1st—The College of Liberal Arts and Sciences, which is com
(a) The Faculty of Languages.
(b) The Faculty of Mathematics and Sciences.
(c) The Faculty of the Social Sciences.
2nd—The School of Education.
3rd—The School of Home Economics.
4th—The School of Music.
The equipment is modern in every respect, including furnished
dormitories, library, laboratories, literary society halls, gymna
sium, athletic grounds, Teacher Training School, music rooms,
The first semester begins in September, the second semester in
February, and the summer term in June. For catalogue and other
J. I. FOUST, President, GREENSBORO, N. C.
“Like you want it”
GOLDEN RULE PRESS
317 1-2 S. Elm St.
IF ITS ENGRAVED—WE DO IT.
Ask Us for Anything in the Engraving Line.
CAROLINA ENGRAVING CO.

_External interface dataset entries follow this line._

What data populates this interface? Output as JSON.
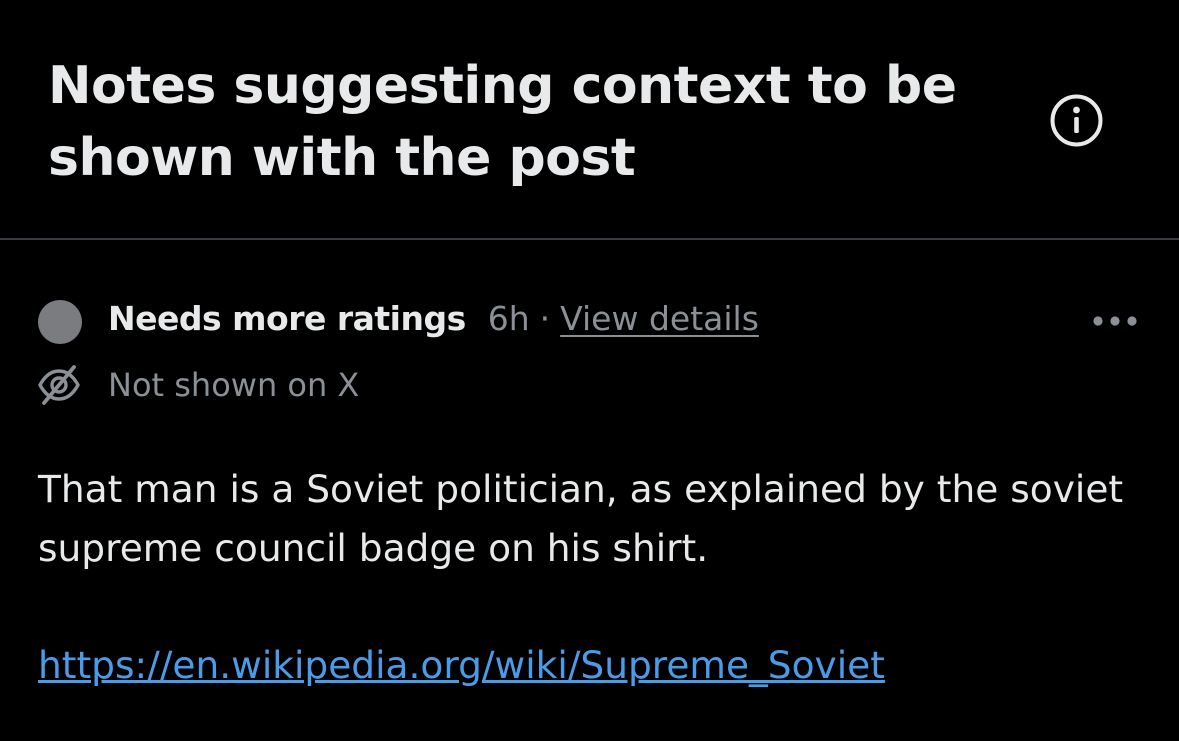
{
  "header": {
    "title": "Notes suggesting context to be shown with the post",
    "info_icon": "info-circle-icon"
  },
  "note": {
    "status_label": "Needs more ratings",
    "time_ago": "6h",
    "separator": "·",
    "view_details_label": "View details",
    "more_icon": "more-horizontal-icon",
    "hidden_icon": "eye-slash-icon",
    "hidden_label": "Not shown on X",
    "body": "That man is a Soviet politician, as explained by the soviet supreme council badge on his shirt.",
    "link": "https://en.wikipedia.org/wiki/Supreme_Soviet"
  },
  "colors": {
    "background": "#000000",
    "primary_text": "#e7e9ea",
    "secondary_text": "#8b9096",
    "link": "#4a9be8",
    "status_dot": "#7a7c80",
    "divider": "#3a3d41"
  }
}
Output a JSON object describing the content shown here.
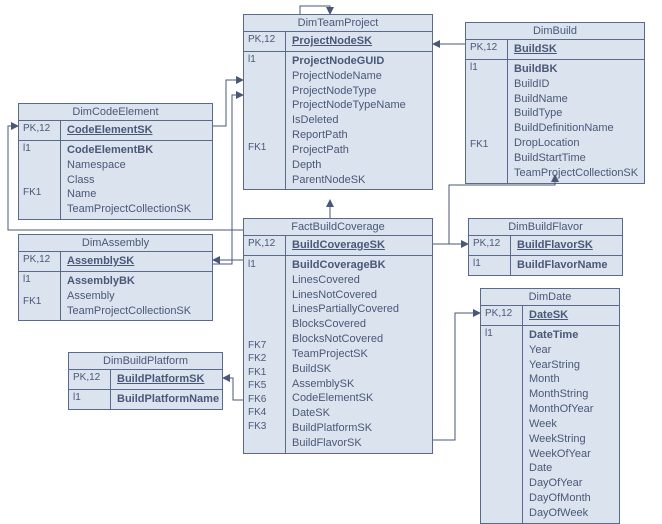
{
  "entities": {
    "dimCodeElement": {
      "title": "DimCodeElement",
      "pkKey": "PK,12",
      "pkField": "CodeElementSK",
      "secKey": "l1",
      "secFields": [
        "CodeElementBK",
        "Namespace",
        "Class",
        "Name",
        "TeamProjectCollectionSK"
      ],
      "secFKs": [
        "",
        "",
        "",
        "",
        "FK1"
      ]
    },
    "dimAssembly": {
      "title": "DimAssembly",
      "pkKey": "PK,12",
      "pkField": "AssemblySK",
      "secKey": "l1",
      "secFields": [
        "AssemblyBK",
        "Assembly",
        "TeamProjectCollectionSK"
      ],
      "secFKs": [
        "",
        "",
        "FK1"
      ]
    },
    "dimBuildPlatform": {
      "title": "DimBuildPlatform",
      "pkKey": "PK,12",
      "pkField": "BuildPlatformSK",
      "secKey": "l1",
      "secFields": [
        "BuildPlatformName"
      ]
    },
    "dimTeamProject": {
      "title": "DimTeamProject",
      "pkKey": "PK,12",
      "pkField": "ProjectNodeSK",
      "secKey": "l1",
      "secFields": [
        "ProjectNodeGUID",
        "ProjectNodeName",
        "ProjectNodeType",
        "ProjectNodeTypeName",
        "IsDeleted",
        "ReportPath",
        "ProjectPath",
        "Depth",
        "ParentNodeSK"
      ],
      "secFKs": [
        "",
        "",
        "",
        "",
        "",
        "",
        "",
        "",
        "FK1"
      ]
    },
    "factBuildCoverage": {
      "title": "FactBuildCoverage",
      "pkKey": "PK,12",
      "pkField": "BuildCoverageSK",
      "secKey": "l1",
      "secFields": [
        "BuildCoverageBK",
        "LinesCovered",
        "LinesNotCovered",
        "LinesPartiallyCovered",
        "BlocksCovered",
        "BlocksNotCovered",
        "TeamProjectSK",
        "BuildSK",
        "AssemblySK",
        "CodeElementSK",
        "DateSK",
        "BuildPlatformSK",
        "BuildFlavorSK"
      ],
      "secFKs": [
        "",
        "",
        "",
        "",
        "",
        "",
        "FK7",
        "FK2",
        "FK1",
        "FK5",
        "FK6",
        "FK4",
        "FK3"
      ]
    },
    "dimBuild": {
      "title": "DimBuild",
      "pkKey": "PK,12",
      "pkField": "BuildSK",
      "secKey": "l1",
      "secFields": [
        "BuildBK",
        "BuildID",
        "BuildName",
        "BuildType",
        "BuildDefinitionName",
        "DropLocation",
        "BuildStartTime",
        "TeamProjectCollectionSK"
      ],
      "secFKs": [
        "",
        "",
        "",
        "",
        "",
        "",
        "",
        "FK1"
      ]
    },
    "dimBuildFlavor": {
      "title": "DimBuildFlavor",
      "pkKey": "PK,12",
      "pkField": "BuildFlavorSK",
      "secKey": "l1",
      "secFields": [
        "BuildFlavorName"
      ]
    },
    "dimDate": {
      "title": "DimDate",
      "pkKey": "PK,12",
      "pkField": "DateSK",
      "secKey": "l1",
      "secFields": [
        "DateTime",
        "Year",
        "YearString",
        "Month",
        "MonthString",
        "MonthOfYear",
        "Week",
        "WeekString",
        "WeekOfYear",
        "Date",
        "DayOfYear",
        "DayOfMonth",
        "DayOfWeek"
      ]
    }
  }
}
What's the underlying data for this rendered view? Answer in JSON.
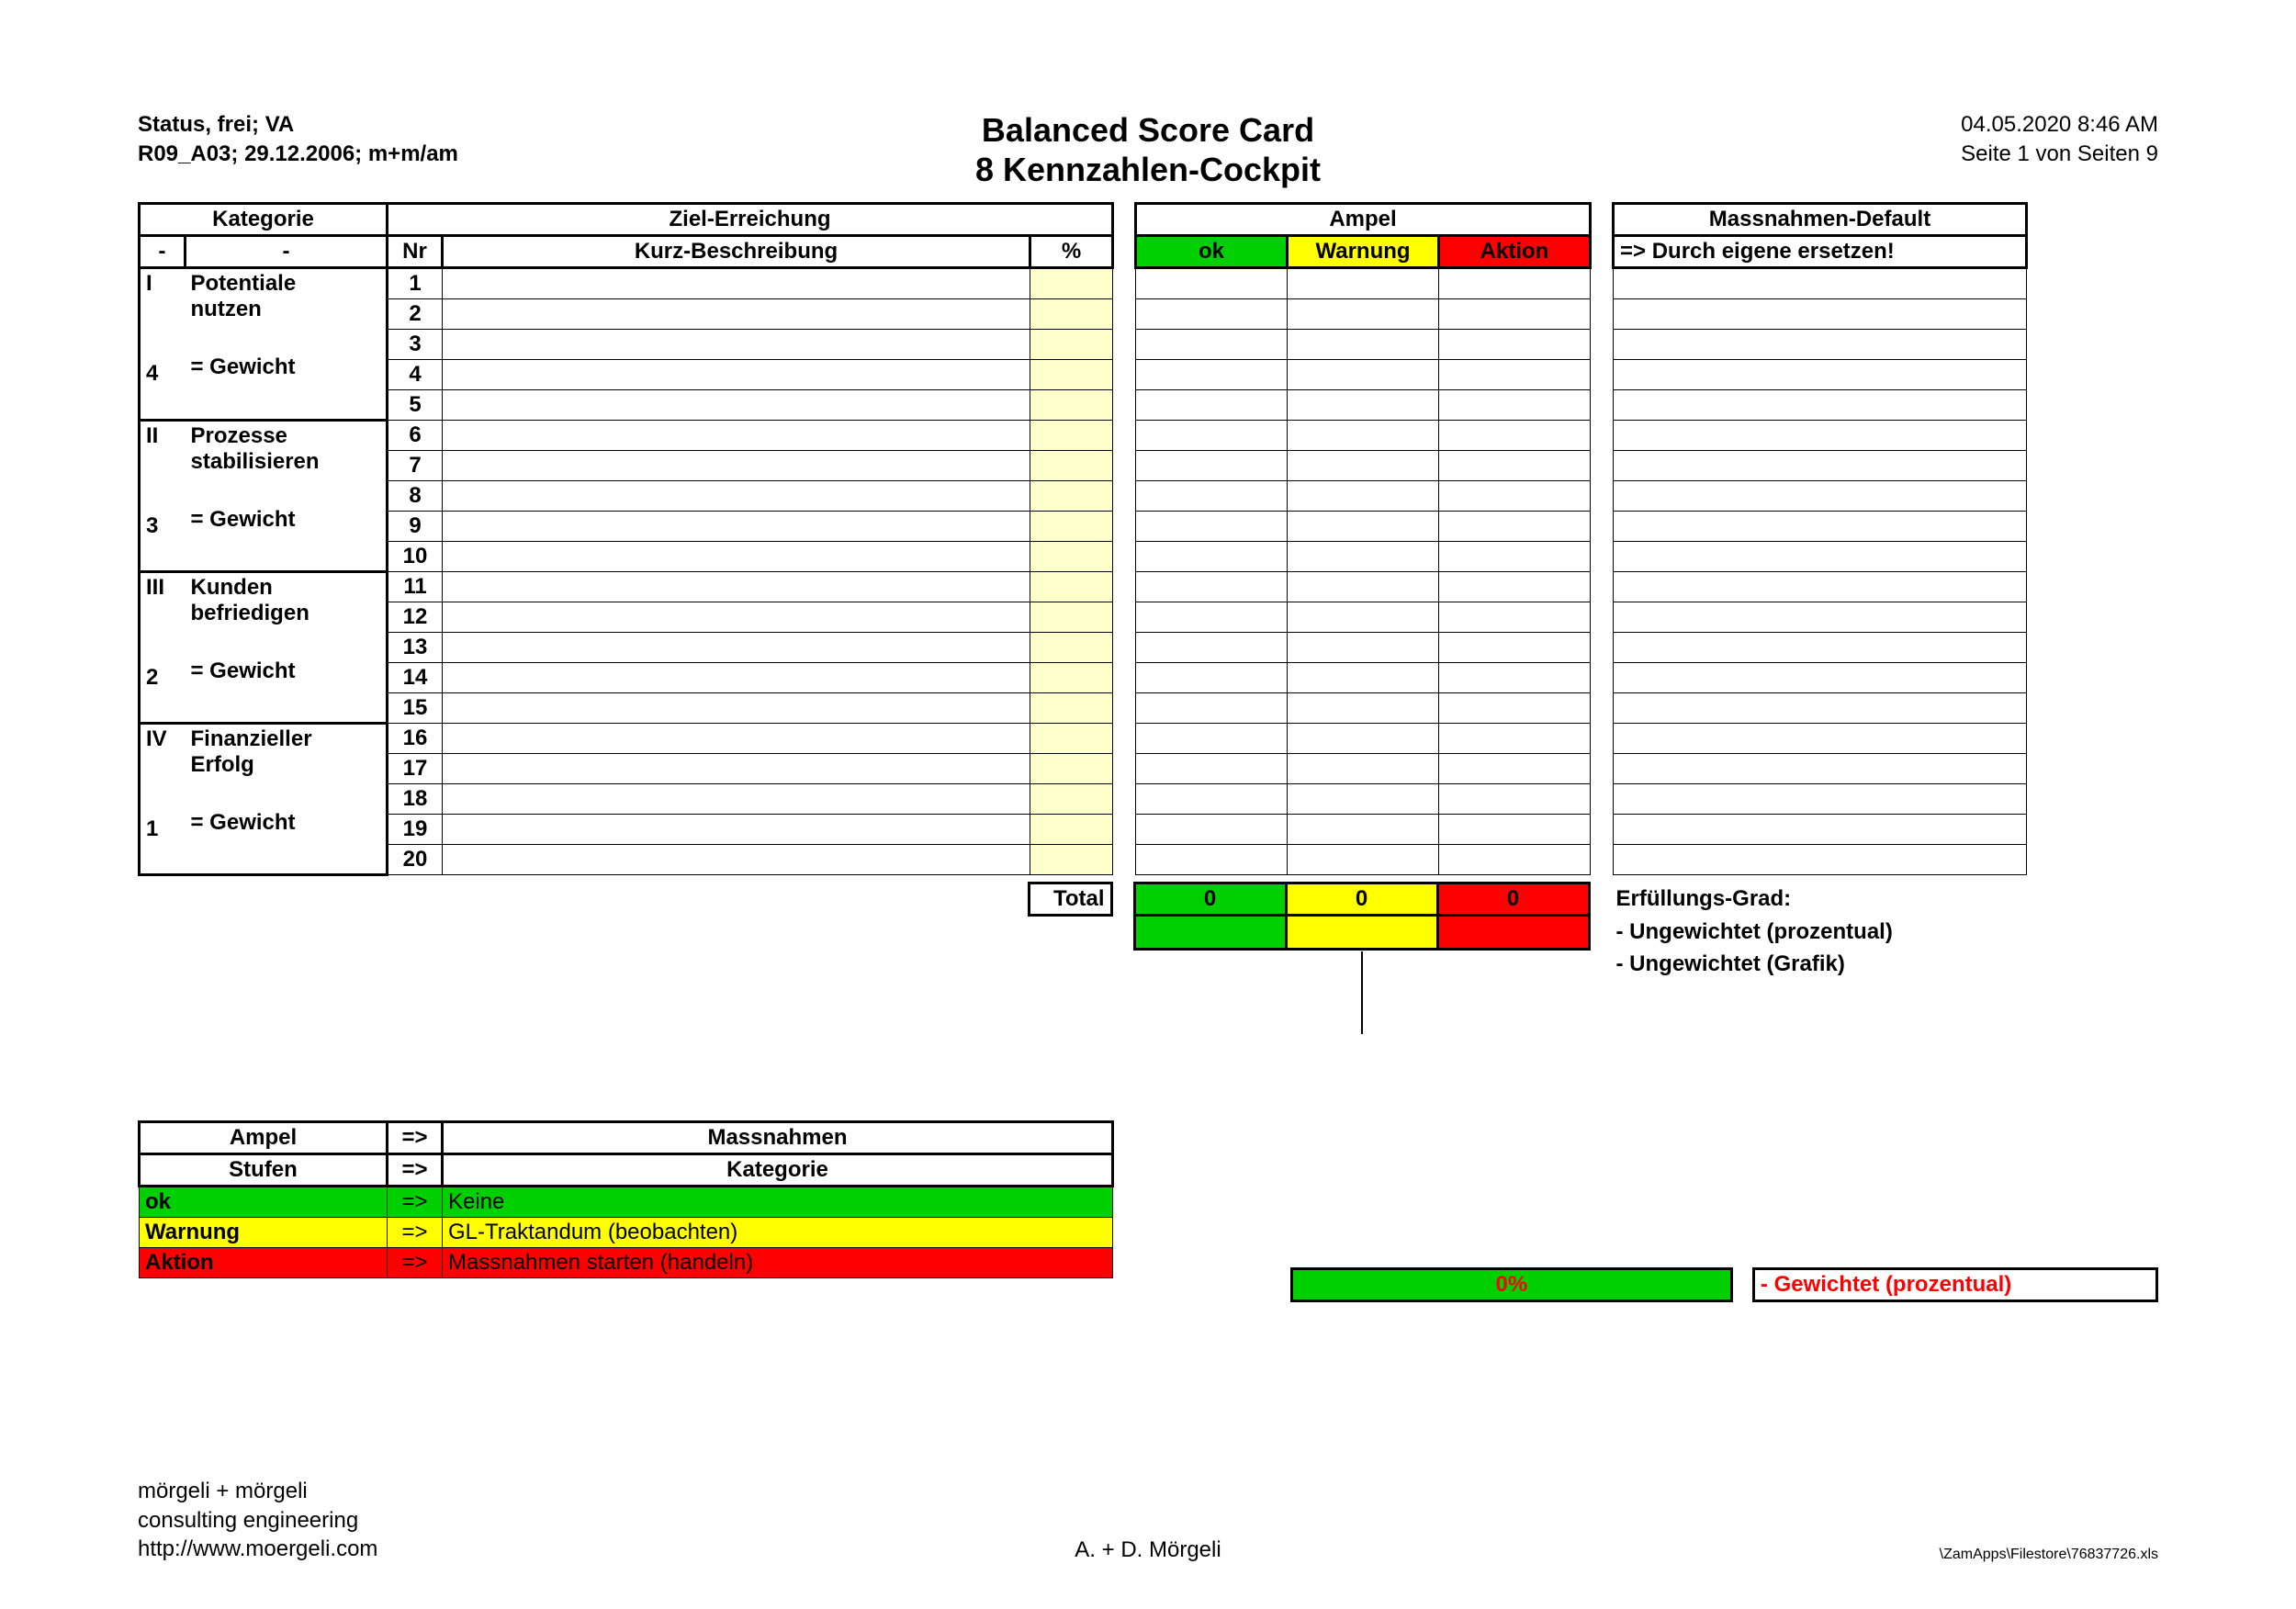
{
  "header": {
    "status": "Status, frei; VA",
    "rev": "R09_A03; 29.12.2006; m+m/am",
    "title1": "Balanced Score Card",
    "title2": "8  Kennzahlen-Cockpit",
    "datetime": "04.05.2020  8:46 AM",
    "page": "Seite 1 von Seiten 9"
  },
  "colhdr": {
    "kategorie": "Kategorie",
    "dash1": "-",
    "dash2": "-",
    "ziel": "Ziel-Erreichung",
    "nr": "Nr",
    "kurz": "Kurz-Beschreibung",
    "pct": "%",
    "ampel": "Ampel",
    "ok": "ok",
    "warn": "Warnung",
    "akt": "Aktion",
    "massn": "Massnahmen-Default",
    "massn2": "=> Durch eigene ersetzen!"
  },
  "categories": [
    {
      "num": "I",
      "line1": "Potentiale",
      "line2": "nutzen",
      "wnum": "4",
      "wlabel": "= Gewicht",
      "rows": [
        1,
        2,
        3,
        4,
        5
      ]
    },
    {
      "num": "II",
      "line1": "Prozesse",
      "line2": "stabilisieren",
      "wnum": "3",
      "wlabel": "= Gewicht",
      "rows": [
        6,
        7,
        8,
        9,
        10
      ]
    },
    {
      "num": "III",
      "line1": "Kunden",
      "line2": "befriedigen",
      "wnum": "2",
      "wlabel": "= Gewicht",
      "rows": [
        11,
        12,
        13,
        14,
        15
      ]
    },
    {
      "num": "IV",
      "line1": "Finanzieller",
      "line2": "Erfolg",
      "wnum": "1",
      "wlabel": "= Gewicht",
      "rows": [
        16,
        17,
        18,
        19,
        20
      ]
    }
  ],
  "total": {
    "label": "Total",
    "ok": "0",
    "warn": "0",
    "akt": "0"
  },
  "erf": {
    "title": "Erfüllungs-Grad:",
    "u1": "-  Ungewichtet (prozentual)",
    "u2": "-  Ungewichtet (Grafik)",
    "g1": "-  Gewichtet (prozentual)"
  },
  "legend": {
    "ampel": "Ampel",
    "stufen": "Stufen",
    "arrow": "=>",
    "massn": "Massnahmen",
    "kat": "Kategorie",
    "ok": "ok",
    "ok_m": "Keine",
    "warn": "Warnung",
    "warn_m": "GL-Traktandum (beobachten)",
    "akt": "Aktion",
    "akt_m": "Massnahmen starten (handeln)"
  },
  "pctbar": "0%",
  "footer": {
    "l1": "mörgeli + mörgeli",
    "l2": "consulting engineering",
    "l3": "http://www.moergeli.com",
    "center": "A. + D. Mörgeli",
    "right": "\\ZamApps\\Filestore\\76837726.xls"
  }
}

214 N. Elm St., Greensboro, N. C.
JEFFORSON STANDARD LIFE INSURANCE
GREENSBORO, NORTH CAROLINA
IS proof that in our line of business the South can build as wisely
and as well as any other section of the country.
Insurance in force
GIFTS TOYS DOLLS
to Yz off
116 North Elm St.
I DR. C. H. CREDEMAN, Ph. C.
1 The X-Ray Chiropractor
p Former Member of Faculty Palmer School of Chiropractic
I Gets you well, and Keeps you well
S r Office Hours: 8:30 to 12:30—3 to 5—7 to 8
s ^ Corner East Market and Davie Plione 2913
You Can Get It Here Provided
That It’s ELECTRICAL
R. H. Milton Electric Co.
121 West Market St.
In an effort to raise money for
the treasury, the ladies hit upon
a most happy scheme, deciding to
>ave all papers, magazines and
pasteboard boxes for one month
■and to sell some to the Anderson
Container company. Many motb'
ers volunteered to ;solicit
neighborhoods for this work
After a most delightful
hour at the ,,cafeteria, enjoyiHa
social intrecourse around the tea*
cup, the assemblv disbanded. '|